TORONTO -- The question of what means more, a Stanley Cup championship or an Olympic gold medal, is tried and true and asked and re-asked in hockey circles across the globe.
There is no right or wrong answer.
On Monday, though, some of the Class of 2012 inductees were asked how getting into the Hall of Fame differs in terms of personal accomplishments such as winning the Cup, winning a gold medal, scoring 60 goals, or centering not one but two guys that scored 50 goals in 50 games.
For Joe Sakic, who has two Cup rings and an Olympic gold medal, the Hall of Fame is better than anything else.
TORONTO -- Joe Sakic was known for his wrist shot. Pavel Bure made headlines with his speed and hands. Adam Oates' passing ability set him apart.
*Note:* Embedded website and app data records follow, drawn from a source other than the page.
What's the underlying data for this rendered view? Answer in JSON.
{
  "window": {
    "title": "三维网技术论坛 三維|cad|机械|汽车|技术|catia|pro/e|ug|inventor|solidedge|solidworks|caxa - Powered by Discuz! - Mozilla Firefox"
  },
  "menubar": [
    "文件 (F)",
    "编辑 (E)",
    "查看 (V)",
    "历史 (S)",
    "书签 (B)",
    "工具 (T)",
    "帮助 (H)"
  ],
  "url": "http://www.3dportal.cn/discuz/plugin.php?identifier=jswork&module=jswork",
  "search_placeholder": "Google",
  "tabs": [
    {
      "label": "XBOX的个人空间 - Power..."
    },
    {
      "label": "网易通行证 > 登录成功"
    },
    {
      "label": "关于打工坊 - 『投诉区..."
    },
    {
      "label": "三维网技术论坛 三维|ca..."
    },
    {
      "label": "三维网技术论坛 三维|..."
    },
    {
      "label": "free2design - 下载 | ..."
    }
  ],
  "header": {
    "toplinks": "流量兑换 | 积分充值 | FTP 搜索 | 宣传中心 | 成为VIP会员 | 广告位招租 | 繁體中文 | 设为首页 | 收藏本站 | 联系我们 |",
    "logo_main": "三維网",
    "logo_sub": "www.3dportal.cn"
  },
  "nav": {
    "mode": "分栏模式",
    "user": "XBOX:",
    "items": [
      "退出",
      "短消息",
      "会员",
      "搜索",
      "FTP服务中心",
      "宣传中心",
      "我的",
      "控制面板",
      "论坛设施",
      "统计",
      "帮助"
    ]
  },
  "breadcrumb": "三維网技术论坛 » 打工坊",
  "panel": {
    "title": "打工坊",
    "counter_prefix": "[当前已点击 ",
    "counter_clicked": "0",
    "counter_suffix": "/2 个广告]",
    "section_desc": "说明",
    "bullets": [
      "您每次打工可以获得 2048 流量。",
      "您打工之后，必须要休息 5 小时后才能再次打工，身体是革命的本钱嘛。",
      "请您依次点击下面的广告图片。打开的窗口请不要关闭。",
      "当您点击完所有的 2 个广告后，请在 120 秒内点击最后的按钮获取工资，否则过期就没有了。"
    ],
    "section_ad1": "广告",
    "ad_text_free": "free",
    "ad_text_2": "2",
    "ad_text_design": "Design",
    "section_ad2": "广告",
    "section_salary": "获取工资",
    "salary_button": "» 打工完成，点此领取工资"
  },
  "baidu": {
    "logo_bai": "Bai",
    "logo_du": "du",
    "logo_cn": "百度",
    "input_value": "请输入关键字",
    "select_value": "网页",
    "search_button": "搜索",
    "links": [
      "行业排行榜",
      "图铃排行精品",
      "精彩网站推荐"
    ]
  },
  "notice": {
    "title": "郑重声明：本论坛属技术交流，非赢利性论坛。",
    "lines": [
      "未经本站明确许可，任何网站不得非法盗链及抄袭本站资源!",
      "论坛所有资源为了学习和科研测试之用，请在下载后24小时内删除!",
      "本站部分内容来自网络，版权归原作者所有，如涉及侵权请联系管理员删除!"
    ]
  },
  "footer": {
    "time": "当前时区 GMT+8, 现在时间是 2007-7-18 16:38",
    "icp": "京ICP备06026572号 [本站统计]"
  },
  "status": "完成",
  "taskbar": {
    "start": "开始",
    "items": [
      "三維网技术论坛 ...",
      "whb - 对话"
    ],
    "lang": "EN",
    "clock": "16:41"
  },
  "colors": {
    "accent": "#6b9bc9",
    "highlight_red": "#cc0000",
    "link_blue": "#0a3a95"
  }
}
But what was it that pushed Mats Sundin into the Hall of Fame?
Gary Roberts, Sundin's teammate in Toronto from 2000-04, believes it was the power that the Swedish star got out of his 6-foot-5, 230-pound frame.
"I think it's the ability to skate with the puck and get to the net with two or three guys climbing on him," Roberts said. "I remember many nights he'd just say to me, 'Robs, meet me at the net.' I knew eventually he'd get there with two or three guys on his back. He was just a workhorse. The more he played the better he played.
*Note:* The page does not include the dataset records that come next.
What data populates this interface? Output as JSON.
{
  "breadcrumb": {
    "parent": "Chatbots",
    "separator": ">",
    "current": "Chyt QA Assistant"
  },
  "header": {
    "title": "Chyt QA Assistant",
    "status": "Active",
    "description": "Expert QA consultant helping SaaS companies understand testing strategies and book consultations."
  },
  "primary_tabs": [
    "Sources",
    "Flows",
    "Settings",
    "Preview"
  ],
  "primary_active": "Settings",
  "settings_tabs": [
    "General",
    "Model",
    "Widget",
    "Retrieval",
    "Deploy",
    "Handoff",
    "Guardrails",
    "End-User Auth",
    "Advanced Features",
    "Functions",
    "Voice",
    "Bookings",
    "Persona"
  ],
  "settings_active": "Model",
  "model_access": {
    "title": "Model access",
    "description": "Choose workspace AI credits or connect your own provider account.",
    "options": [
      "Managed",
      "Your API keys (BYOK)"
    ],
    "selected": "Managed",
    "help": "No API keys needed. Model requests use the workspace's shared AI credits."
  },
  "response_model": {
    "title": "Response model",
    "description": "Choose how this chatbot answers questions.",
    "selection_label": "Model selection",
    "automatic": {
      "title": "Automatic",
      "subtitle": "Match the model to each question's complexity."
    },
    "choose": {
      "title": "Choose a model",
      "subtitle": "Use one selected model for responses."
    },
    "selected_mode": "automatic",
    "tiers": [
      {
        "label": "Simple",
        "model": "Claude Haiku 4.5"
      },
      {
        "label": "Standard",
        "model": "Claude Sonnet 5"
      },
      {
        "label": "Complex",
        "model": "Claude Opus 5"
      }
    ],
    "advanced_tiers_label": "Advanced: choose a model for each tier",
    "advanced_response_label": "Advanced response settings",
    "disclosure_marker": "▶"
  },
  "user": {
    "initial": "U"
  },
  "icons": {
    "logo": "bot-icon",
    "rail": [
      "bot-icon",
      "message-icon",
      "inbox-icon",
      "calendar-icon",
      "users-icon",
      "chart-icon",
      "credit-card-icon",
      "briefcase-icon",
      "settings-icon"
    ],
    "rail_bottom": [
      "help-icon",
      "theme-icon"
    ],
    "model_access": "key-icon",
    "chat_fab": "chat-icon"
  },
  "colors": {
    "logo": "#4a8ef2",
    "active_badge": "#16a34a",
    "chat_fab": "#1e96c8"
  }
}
TORONTO -- For parts of two seasons ex-NHL goalie Curtis Joseph got an up close and personal view of one of the wonders of the National Hockey League -- Adam Oates' passing ability.
Joseph and Oates were teammates in St. Louis from 1990-92 and the goalie vividly recalls the Gretzky-like ability he saw from Oates every single day in practice.
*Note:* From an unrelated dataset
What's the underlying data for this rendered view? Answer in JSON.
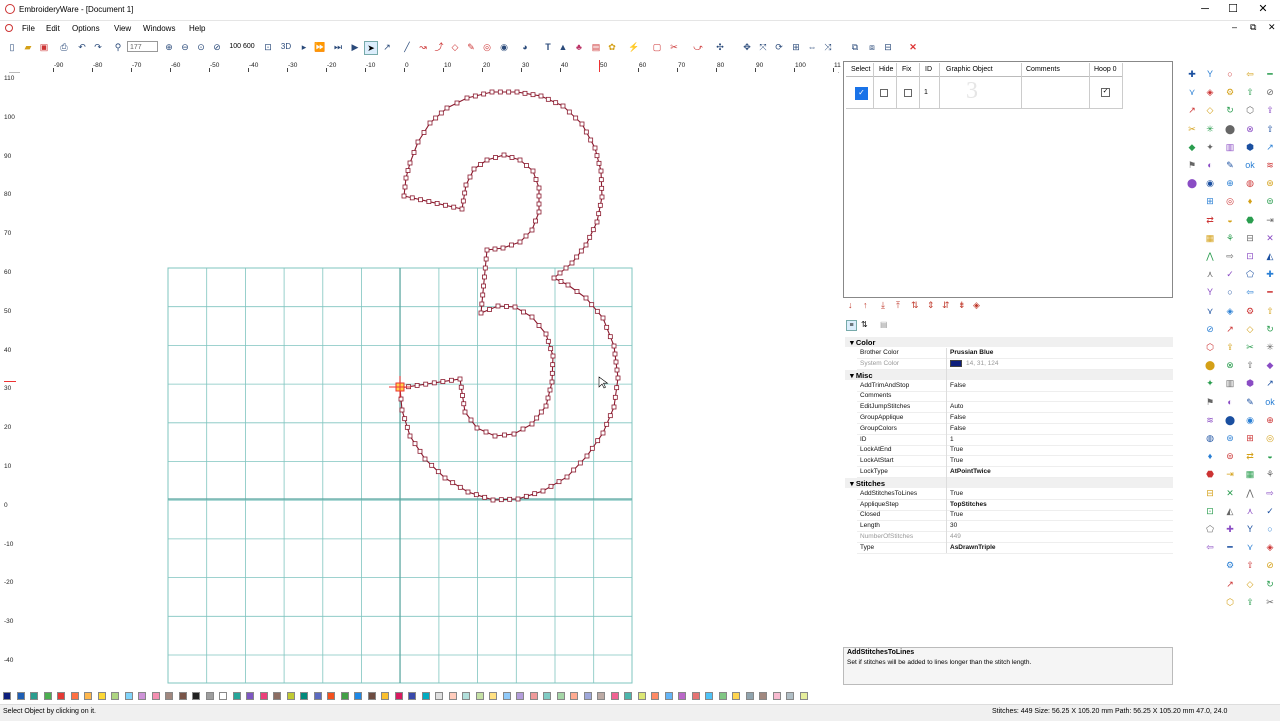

"He was such a deceptive player," Joseph told NHL.com Sunday at the Legends Classic. "He changed speeds and always had the other team off balance. Obviously everybody knows about his passing ability, but he sees the ice like very few."
After putting his future on hold for more than a week, longtime Phoenix Coyotes captain Shane Doan is ready to figure out where he wants to play next season and beyond.
Doan's agent, Terry Bross, told the Arizona Republic that 11 teams have expressed an interest in signing Doan, an unrestricted free agent whose priority has always been to return to the Coyotes. However, Doan wanted to wait until at least Monday to start his negotiation process because that is when he hopes to gain more clarity on the situation surrounding Greg Jamison's bid to buy the Coyotes.
Jamison has been approved by the NHL. A 20-year lease agreement between the City of Glendale and Jamison was approved in a 4-2 vote by the city council on June 8, and subsequently held up in Maricopa County Superior Court by Judge Dean Fink 20 days later. However, two Glendale residents have been trying to gather signatures in an attempt to push the lease agreement onto the ballot in November.
According to the Arizona Republic, it is not clear if the required number of signatures has been gathered or if the residents will submit them to the city by Monday, which is 30 days from the date that the lease agreement passed. The Arizona Republic also reported that the organizers of the referendum say paperwork on the ordinance wasn't available until June 15, so they should have an extra week to gather signatures.
Regardless, Doan is ready to get serious about signing a new contract either with the Coyotes or one of the other teams interested. Bross told the Arizona Republic that he plans to speak with Phoenix general manager Don Maloney on Monday.
"I would think if they don't have the signatures and it looks like the Jamison thing is going to go (through), then Don and I would get a little more serious in our dialogue about a new contract," Bross said. "If they do have the signatures or something throws a wrench in it and they say we're looking at two months before we can make a decision, I think we have to listen to some other offers."
Bross added that nothing is imminent right now, but if Doan is going to explore his options outside of the Coyotes, "there are two or three that he'd take a long hard look at, and it'd break his heart to do so."